Scan the entries below for the string "WWII" and copy every line where it turns up.
=== THE RECORDS ===
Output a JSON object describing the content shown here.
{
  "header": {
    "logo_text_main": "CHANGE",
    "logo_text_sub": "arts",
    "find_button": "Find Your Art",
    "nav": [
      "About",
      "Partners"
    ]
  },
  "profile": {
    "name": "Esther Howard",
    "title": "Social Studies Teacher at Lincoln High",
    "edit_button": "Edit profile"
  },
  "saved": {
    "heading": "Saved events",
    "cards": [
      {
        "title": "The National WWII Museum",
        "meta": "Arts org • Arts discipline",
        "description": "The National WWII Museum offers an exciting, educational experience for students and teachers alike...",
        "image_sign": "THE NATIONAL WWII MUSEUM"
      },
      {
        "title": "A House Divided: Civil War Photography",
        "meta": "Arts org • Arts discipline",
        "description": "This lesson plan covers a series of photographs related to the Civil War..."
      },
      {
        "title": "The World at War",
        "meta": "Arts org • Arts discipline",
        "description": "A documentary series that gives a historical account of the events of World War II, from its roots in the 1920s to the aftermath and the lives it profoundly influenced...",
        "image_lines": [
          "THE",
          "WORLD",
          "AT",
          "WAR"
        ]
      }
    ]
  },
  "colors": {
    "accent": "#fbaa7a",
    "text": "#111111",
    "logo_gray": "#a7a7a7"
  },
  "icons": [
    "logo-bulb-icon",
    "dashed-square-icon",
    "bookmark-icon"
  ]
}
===
RESPONSE AREA →
        "title": "The National WWII Museum",
        "description": "The National WWII Museum offers an exciting, educational experience for students and teachers alike...",
        "image_sign": "THE NATIONAL WWII MUSEUM"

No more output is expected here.